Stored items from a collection
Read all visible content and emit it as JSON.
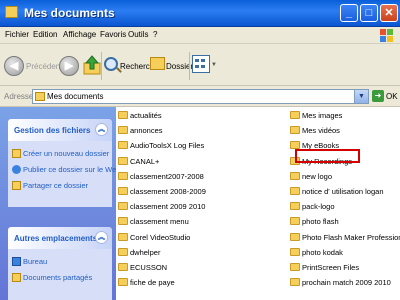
{
  "window": {
    "title": "Mes documents"
  },
  "menu": [
    "Fichier",
    "Edition",
    "Affichage",
    "Favoris",
    "Outils",
    "?"
  ],
  "toolbar": {
    "back_label": "Précédente",
    "search_label": "Rechercher",
    "folders_label": "Dossiers"
  },
  "address": {
    "label": "Adresse",
    "value": "Mes documents",
    "go_label": "OK"
  },
  "taskpane": {
    "file_tasks": {
      "title": "Gestion des fichiers",
      "items": [
        "Créer un nouveau dossier",
        "Publier ce dossier sur le Web",
        "Partager ce dossier"
      ]
    },
    "other_places": {
      "title": "Autres emplacements",
      "items": [
        "Bureau",
        "Documents partagés"
      ]
    }
  },
  "files": {
    "col1": [
      "actualités",
      "annonces",
      "AudioToolsX Log Files",
      "CANAL+",
      "classement2007-2008",
      "classement 2008-2009",
      "classement 2009 2010",
      "classement menu",
      "Corel VideoStudio",
      "dwhelper",
      "ECUSSON",
      "fiche de paye"
    ],
    "col2": [
      "Mes images",
      "Mes vidéos",
      "My eBooks",
      "My Recordings",
      "new logo",
      "notice d' utilisation logan",
      "pack-logo",
      "photo flash",
      "Photo Flash Maker Professional",
      "photo kodak",
      "PrintScreen Files",
      "prochain match 2009 2010"
    ],
    "highlighted": "My Recordings"
  },
  "colors": {
    "title_bar": "#0a5fd8",
    "task_pane": "#7ba2e7",
    "highlight": "#d40000",
    "folder": "#f5cf5a"
  },
  "icons": [
    "folder-icon",
    "back-icon",
    "forward-icon",
    "up-folder-icon",
    "search-icon",
    "folders-icon",
    "views-icon",
    "go-icon",
    "windows-logo-icon"
  ]
}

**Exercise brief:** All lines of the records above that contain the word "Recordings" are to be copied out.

**Task solution:**
      "My Recordings",
    "highlighted": "My Recordings"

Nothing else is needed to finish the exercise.